Death, in customary rogue-lite fashion, has a humbling effect: it brings you back not only to the first stage, but — notwithstanding trivial gains after infrequently leveling up— to your default state, returning any loot, gear, or items you eked out during your previous run back into the ether. It’s a reliable thrill of the genre to really feel the consequences of dying. But the thrill is diminished when what awaits you each time is another nearly identical run: despite nominal randomization, the levels play out essentially alike each time, as you toil through the same laborious slog again scrounging for the same precious trinket pickups to buy the same indispensable upgrades. The sense of discovery and true unpredictability that make death in rogue-lites compelling is absent here. Instead, there’s arduous scavenging, demoralizing repetition, and maddening mistakes.
City of Brass seems dimly aware of how vexing it can be.
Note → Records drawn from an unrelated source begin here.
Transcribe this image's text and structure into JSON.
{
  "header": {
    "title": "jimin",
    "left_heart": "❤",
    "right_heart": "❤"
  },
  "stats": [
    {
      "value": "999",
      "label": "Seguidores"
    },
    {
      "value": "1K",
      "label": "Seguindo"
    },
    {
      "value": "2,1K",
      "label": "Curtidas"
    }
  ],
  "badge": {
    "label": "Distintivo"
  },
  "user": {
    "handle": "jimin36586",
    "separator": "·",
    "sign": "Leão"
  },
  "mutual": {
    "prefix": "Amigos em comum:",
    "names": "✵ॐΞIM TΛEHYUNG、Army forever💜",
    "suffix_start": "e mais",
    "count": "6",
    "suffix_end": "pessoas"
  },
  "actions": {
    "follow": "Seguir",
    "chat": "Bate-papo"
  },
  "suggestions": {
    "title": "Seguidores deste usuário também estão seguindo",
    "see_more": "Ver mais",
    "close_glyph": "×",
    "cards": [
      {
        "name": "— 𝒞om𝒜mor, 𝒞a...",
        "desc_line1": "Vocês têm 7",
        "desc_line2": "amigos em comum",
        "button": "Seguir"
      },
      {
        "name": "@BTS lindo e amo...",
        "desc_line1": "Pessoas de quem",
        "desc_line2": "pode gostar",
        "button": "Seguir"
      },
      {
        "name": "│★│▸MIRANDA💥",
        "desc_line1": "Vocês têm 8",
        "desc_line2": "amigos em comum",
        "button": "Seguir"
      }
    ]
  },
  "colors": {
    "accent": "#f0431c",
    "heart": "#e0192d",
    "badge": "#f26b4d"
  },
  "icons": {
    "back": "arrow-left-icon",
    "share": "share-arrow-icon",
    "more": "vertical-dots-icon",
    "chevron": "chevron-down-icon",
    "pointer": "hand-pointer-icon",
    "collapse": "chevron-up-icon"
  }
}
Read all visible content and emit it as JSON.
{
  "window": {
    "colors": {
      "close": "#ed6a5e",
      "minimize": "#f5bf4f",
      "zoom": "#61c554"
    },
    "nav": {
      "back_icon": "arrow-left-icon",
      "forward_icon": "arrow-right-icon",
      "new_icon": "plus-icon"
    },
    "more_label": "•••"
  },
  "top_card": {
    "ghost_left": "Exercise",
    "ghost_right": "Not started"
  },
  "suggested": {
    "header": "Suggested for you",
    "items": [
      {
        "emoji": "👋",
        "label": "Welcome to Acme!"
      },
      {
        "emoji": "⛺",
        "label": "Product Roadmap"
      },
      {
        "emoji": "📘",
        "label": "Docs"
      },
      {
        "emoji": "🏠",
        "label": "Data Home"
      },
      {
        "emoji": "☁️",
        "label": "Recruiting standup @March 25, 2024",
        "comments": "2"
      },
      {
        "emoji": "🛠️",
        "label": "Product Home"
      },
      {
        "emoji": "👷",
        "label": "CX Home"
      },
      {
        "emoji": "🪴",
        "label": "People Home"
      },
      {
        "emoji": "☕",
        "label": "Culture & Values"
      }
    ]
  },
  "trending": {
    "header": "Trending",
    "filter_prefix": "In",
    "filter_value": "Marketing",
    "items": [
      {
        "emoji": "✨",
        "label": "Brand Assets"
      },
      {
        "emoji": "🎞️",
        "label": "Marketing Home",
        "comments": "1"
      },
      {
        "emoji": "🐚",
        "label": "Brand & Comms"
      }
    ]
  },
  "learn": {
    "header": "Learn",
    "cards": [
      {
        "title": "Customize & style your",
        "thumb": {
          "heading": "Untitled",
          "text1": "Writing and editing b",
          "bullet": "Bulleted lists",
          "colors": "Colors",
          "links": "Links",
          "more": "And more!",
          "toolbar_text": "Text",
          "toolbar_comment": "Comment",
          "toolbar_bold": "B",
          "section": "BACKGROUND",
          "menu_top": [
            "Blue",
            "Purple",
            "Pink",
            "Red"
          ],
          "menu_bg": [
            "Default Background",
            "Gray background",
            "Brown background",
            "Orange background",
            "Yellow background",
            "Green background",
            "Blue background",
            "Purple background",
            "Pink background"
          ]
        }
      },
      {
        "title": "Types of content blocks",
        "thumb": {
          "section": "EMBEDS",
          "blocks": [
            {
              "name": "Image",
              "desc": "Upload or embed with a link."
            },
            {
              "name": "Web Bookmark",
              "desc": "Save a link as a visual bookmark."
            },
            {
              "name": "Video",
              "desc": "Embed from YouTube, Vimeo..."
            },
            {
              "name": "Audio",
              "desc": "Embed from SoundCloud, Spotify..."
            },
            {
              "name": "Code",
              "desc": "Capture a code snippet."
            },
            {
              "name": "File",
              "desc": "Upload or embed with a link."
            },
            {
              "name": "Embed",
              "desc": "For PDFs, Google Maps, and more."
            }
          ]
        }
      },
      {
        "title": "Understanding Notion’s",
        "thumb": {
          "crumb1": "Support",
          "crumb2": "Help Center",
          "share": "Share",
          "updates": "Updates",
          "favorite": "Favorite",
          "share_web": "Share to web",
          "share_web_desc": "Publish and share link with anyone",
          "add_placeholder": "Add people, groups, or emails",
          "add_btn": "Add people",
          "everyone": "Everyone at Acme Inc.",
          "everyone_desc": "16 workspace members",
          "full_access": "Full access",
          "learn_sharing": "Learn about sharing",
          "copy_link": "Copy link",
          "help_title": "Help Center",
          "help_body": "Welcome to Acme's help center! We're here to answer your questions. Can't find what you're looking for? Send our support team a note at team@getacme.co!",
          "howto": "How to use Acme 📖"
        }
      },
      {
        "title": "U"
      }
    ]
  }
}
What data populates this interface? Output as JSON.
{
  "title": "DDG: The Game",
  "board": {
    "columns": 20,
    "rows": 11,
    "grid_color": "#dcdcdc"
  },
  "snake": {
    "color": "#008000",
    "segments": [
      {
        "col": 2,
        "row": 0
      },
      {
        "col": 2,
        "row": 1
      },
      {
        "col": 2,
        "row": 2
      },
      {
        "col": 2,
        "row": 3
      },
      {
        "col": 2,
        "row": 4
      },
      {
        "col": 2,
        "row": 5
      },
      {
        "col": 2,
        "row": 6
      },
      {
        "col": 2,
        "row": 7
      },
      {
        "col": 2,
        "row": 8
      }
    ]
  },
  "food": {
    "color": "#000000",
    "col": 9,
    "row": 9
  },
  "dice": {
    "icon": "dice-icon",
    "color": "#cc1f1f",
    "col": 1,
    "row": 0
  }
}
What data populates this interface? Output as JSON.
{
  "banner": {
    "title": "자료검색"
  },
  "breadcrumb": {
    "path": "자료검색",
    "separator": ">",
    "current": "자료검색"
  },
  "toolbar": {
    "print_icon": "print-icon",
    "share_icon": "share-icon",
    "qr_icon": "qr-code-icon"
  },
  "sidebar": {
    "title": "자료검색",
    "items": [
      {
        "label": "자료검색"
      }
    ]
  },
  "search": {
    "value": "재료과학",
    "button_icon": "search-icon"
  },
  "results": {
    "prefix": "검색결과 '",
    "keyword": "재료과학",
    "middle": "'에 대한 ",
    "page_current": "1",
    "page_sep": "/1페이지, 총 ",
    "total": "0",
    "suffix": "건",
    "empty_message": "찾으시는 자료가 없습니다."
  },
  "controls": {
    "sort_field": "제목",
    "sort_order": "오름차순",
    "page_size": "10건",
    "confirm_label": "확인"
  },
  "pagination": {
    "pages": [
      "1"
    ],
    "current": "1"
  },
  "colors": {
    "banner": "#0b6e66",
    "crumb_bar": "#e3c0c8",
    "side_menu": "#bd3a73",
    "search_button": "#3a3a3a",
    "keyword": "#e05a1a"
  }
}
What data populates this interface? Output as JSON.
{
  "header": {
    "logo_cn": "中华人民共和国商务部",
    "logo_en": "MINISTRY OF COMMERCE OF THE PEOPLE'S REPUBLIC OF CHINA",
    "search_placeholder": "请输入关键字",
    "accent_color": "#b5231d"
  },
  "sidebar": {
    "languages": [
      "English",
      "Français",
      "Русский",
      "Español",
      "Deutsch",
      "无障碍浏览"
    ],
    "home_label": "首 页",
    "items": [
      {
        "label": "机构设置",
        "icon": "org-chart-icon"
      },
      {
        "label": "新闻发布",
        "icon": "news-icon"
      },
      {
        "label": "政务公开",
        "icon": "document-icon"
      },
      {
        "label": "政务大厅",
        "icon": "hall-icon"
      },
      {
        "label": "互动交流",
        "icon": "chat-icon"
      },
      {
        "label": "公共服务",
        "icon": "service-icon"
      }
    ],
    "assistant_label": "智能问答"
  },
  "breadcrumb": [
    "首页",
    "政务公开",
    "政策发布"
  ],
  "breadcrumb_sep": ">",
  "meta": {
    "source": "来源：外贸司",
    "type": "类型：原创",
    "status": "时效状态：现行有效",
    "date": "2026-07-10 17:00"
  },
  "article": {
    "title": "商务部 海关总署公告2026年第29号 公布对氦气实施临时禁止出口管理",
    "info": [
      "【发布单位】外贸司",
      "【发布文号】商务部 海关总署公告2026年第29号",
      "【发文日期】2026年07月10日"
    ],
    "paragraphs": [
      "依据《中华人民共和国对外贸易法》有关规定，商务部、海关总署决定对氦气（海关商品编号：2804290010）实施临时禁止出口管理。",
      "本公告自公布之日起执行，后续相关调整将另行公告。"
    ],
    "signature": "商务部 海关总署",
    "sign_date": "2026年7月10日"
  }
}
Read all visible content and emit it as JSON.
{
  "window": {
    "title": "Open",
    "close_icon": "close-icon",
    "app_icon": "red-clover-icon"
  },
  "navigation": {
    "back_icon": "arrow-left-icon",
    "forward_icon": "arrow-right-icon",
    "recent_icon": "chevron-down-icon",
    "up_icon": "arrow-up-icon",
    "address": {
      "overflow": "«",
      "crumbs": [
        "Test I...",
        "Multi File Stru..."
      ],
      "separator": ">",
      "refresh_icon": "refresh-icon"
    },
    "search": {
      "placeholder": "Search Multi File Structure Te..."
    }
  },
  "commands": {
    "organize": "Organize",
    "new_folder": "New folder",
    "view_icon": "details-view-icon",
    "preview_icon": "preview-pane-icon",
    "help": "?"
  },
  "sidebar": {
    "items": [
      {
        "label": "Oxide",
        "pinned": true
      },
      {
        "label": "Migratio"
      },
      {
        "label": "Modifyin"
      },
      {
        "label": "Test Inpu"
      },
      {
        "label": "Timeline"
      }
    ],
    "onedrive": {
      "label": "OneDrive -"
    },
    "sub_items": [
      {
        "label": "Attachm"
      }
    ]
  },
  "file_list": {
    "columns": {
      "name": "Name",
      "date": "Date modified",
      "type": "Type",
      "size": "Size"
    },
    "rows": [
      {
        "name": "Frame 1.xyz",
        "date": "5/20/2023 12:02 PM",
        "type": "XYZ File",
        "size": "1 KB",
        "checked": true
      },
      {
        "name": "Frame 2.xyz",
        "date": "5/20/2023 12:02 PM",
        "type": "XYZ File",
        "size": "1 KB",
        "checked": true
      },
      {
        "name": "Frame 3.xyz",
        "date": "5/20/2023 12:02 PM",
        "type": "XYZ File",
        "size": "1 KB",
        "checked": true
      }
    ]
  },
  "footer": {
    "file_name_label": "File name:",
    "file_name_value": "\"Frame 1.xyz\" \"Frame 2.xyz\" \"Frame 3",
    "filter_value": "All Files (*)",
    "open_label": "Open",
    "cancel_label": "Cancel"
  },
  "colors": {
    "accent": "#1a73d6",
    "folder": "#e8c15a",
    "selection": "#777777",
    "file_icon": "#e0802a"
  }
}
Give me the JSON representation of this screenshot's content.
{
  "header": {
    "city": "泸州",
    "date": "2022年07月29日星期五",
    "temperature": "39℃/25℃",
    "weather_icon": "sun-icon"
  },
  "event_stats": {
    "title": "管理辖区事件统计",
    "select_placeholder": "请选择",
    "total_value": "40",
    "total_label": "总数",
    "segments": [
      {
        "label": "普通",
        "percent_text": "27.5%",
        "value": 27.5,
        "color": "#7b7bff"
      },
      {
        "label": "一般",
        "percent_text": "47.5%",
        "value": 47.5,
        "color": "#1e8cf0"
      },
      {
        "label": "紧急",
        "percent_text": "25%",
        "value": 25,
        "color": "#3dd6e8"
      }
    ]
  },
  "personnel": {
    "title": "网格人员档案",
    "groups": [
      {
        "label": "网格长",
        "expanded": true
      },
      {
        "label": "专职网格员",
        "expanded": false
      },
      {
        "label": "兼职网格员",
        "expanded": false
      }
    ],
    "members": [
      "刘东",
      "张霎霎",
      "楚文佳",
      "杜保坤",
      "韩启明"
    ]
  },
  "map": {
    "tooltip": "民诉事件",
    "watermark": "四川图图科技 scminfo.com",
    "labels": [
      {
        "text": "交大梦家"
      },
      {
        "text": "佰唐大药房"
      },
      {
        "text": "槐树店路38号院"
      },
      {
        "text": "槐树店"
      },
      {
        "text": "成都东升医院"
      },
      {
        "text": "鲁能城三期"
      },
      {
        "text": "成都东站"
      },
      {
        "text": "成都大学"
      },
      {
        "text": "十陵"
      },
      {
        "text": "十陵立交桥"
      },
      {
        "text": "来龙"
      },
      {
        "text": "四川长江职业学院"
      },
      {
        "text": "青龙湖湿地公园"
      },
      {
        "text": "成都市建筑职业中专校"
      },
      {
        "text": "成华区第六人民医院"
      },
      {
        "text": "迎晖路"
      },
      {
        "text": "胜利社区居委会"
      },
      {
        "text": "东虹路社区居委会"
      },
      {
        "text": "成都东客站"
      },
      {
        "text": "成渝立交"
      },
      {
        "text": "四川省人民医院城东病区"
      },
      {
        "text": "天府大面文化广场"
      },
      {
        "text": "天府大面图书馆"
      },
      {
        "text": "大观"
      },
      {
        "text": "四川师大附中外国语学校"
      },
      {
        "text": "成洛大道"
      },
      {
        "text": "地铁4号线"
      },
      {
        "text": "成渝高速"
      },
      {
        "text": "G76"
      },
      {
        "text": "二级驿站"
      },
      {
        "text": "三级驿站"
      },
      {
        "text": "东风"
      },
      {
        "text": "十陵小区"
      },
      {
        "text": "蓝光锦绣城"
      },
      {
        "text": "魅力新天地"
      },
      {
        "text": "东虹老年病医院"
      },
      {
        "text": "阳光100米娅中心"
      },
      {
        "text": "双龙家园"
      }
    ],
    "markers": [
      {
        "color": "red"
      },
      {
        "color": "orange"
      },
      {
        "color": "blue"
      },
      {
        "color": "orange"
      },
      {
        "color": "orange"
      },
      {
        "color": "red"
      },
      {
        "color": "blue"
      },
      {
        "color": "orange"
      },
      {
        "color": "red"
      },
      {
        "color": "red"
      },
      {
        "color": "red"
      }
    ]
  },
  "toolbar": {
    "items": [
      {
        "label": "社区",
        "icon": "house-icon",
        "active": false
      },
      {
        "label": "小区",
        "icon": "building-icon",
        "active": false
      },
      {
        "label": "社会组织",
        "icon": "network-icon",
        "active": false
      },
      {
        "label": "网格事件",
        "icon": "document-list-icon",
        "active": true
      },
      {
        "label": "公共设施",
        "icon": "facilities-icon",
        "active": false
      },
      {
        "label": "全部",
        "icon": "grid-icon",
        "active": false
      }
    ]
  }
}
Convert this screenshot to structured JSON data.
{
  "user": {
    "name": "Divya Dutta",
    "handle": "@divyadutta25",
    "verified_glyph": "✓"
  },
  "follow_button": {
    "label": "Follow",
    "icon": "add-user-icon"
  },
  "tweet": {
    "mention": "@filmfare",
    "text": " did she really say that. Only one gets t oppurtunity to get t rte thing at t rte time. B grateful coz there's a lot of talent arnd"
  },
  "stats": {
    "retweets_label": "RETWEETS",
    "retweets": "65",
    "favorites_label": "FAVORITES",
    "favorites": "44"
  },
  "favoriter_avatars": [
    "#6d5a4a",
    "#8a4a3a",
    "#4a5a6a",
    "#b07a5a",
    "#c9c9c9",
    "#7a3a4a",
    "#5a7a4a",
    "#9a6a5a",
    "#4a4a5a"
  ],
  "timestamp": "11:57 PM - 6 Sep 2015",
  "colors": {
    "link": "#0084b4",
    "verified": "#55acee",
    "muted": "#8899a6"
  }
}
City of Brass seems dimly aware of how vexing it can be. It does offer a salve, in the form of what it calls “divine blessings”: a series of optional benefits that either reduce the intensity of the challenge (by scaling back the number of enemies in a level, say, or weakening their individual defenses) or increase the advantages available to you from the start (such as additional health or the removal of level time limits). Even the earliest levels only begin to feel balanced or feasible with blessings switched on; if progress is more important to you than the sheer grind of regular play — and regular play is far too tedious for it to engage the attention long — they’re necessary. It is a testament to how inordinately punishing City of Brass can be that its developers saw fit to work these cheats into the menu. They also included “divine burdens,” which make it harder, but why anyone would wish this upon themselves is incomprehensible to me. Again: I’ve beaten Bloodborne.
“Defeat the genies to break the curse,” an instructional window advises you at the end of the final stage, before you square off against the trio of genies that together form the ruthless last boss. Well, yes, it does feel rather like a curse, stuck in this cycle, doomed to repeat the same dozen monotonous levels over and over again, feebly battling the same cursed skeletons hundreds of times in succession, gathering the same miscellaneous treasure only to have it cruelly snatched from you once more. Yes, that’s the idea, but City of Brass fails to make this fun. Killed for about the millionth time in the eleventh stage, inches from the exit, by a set of spikes in the floor I didn’t see, I had to ask myself, facing the prospect of stage one like Bill Murray on February 2: where is the delight in this? There’s no joy or happiness to be found in this drudgery. Only a curse, and a wish to break it.